If you want to grow your online influence, you need to build a network of relationships and connections. The more relationships you build, and the more significant those relationships become, the more possibility you will be creating — for yourself and others.
My most basic advice to anyone wanting to grow their online influence is to grow all your online outposts (LinkedIn, Twitter, Facebook, etc) as big as possible as fast as possible.
It’s similar to the advice my husband is giving me for my marathon training. My mileage must increase every week. Between now and my big day (103 days and counting!), I need to increase my mileage weekly to increase my endurance and fitness. Last week, I ran 23 miles. This week, I plan to increase my mileage to 25 miles. Week by week, as I add distance, I will move closer to my goal of running the marathon.
To train for success on LinkedIn, you need to increase your number of connections every week. Week by week, as you find and cultivate meaningful connections, you will move nearer to your goal of increased influence. In the same way that I block time on my calendar for training (4 runs per week: 3 weekday runs + Saturday long runs), you will be most successful if you block time weekly to focus on your LinkedIn presence. Even a fifteen minute appointment with yourself to work on LinkedIn, scheduled and kept, will help you increase success because even one added LinkedIn connection exponentially increases your network.
Here are some ways to find and increase your connections weekly:
- Browse “People You May Know.” The easiest, fastest way to find potential connections is to browse the recommendations LinkedIn curates. I find them to be consistently accurate, returning a few results each time of people I actually know in person. Choose people you know well and take an extra minute to write a personal note when you send the request to connect. Remind the person how you met or share a reason you think connecting to you will be valuable to them.
- Look for people you’ve met in person recently. Have you recently met clients or prospects in person? Or have you attended a networking event or conference? Use your stack of collected business cards and search for people you’ve recently met. Again, take the time to write a personal note.

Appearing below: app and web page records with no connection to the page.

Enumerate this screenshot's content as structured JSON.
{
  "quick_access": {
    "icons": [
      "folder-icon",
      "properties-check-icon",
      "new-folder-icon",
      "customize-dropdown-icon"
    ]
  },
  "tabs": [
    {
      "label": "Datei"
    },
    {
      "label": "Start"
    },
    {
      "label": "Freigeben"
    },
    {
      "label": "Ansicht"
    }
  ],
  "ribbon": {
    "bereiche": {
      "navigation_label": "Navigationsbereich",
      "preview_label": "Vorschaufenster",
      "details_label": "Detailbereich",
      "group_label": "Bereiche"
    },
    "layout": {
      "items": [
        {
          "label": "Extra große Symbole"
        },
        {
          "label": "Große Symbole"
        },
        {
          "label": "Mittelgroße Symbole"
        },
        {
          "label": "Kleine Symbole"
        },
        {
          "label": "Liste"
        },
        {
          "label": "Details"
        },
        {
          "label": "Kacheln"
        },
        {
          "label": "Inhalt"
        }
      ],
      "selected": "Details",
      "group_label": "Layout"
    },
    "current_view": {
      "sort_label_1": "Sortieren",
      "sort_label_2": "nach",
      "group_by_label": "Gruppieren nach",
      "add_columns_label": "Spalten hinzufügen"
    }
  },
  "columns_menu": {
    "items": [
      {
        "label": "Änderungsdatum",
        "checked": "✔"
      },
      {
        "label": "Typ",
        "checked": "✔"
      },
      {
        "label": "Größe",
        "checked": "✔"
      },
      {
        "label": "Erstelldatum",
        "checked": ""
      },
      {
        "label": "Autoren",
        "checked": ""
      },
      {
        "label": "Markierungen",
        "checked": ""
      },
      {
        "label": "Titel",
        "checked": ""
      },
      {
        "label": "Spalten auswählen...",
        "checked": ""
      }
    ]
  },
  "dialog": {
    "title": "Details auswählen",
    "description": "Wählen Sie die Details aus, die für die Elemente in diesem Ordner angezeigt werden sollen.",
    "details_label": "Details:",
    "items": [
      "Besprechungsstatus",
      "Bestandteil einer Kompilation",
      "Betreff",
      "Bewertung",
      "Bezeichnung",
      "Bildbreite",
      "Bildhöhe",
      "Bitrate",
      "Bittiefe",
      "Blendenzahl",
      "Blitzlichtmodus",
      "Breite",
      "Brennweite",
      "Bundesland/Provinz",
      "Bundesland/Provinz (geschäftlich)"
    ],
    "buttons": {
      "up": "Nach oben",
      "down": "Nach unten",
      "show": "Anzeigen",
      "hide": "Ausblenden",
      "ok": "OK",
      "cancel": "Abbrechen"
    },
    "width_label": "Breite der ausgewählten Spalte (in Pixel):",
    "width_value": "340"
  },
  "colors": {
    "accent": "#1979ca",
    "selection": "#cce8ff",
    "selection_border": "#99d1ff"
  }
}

- Look for people you interact with daily. In writing this post, I found several clients who I had not previously connected to on LinkedIn. You may not have taken the time to connect to obvious people: coworkers, clients, and vendors. Look to add a few of these obvious people every week.
- Find connections from other social channels. If you regularly chat with someone on Twitter, look for them on LinkedIn. Each week, seek to deepen a connection with a Twitter or Facebook friend by finding them and interacting on LinkedIn.
- Respond to recent requests. It’s easy to glaze over LinkedIn invitations when they come into your email inbox. During your weekly LinkedIn time, take a moment to thoughtfully consider the requests. While I don’t recommend accepting every request, I do recommend accepting every request that comes from someone you know. When I receive requests from people I don’t know, I carefully consider what value I might be able to bring the person and whether I can see a logical reason it would be helpful to connect. If you have extra time, send a personal note to thank the person who requested the connection.
These five steps, implemented every week, will help you increase every week. Focused, consistent execution over time will help you reach your goals.
Tell me something! What steps do you follow to increase your LinkedIn network every week? What other methods for finding connections would you recommend?
I am the founder/CEO of the Weaving Influence team, the author of Reach: Creating the Biggest Possible Audience for Your Message, Book, or Cause, and the host of the Book Marketing Action Podcast. I’m a wife and mom of three kids, and I enjoy running, reading, writing, coffee, and dark chocolate.
Great advice from Becky is always helpful and insightful! She demonstrates over and over why Weaving Influence is the best book publicity firm on the planet!
Chip, you are so kind! Thanks, partner!
Great post. Many times, I think some of the things I have learned working in social are just “obvious” when in fact, they are lessons learned and worth sharing. I totally agree that LinkedIn is a very useful social site, and truly does work to build connections and increase our network – but only if we are using it correctly and consistently. Thanks for the reminder!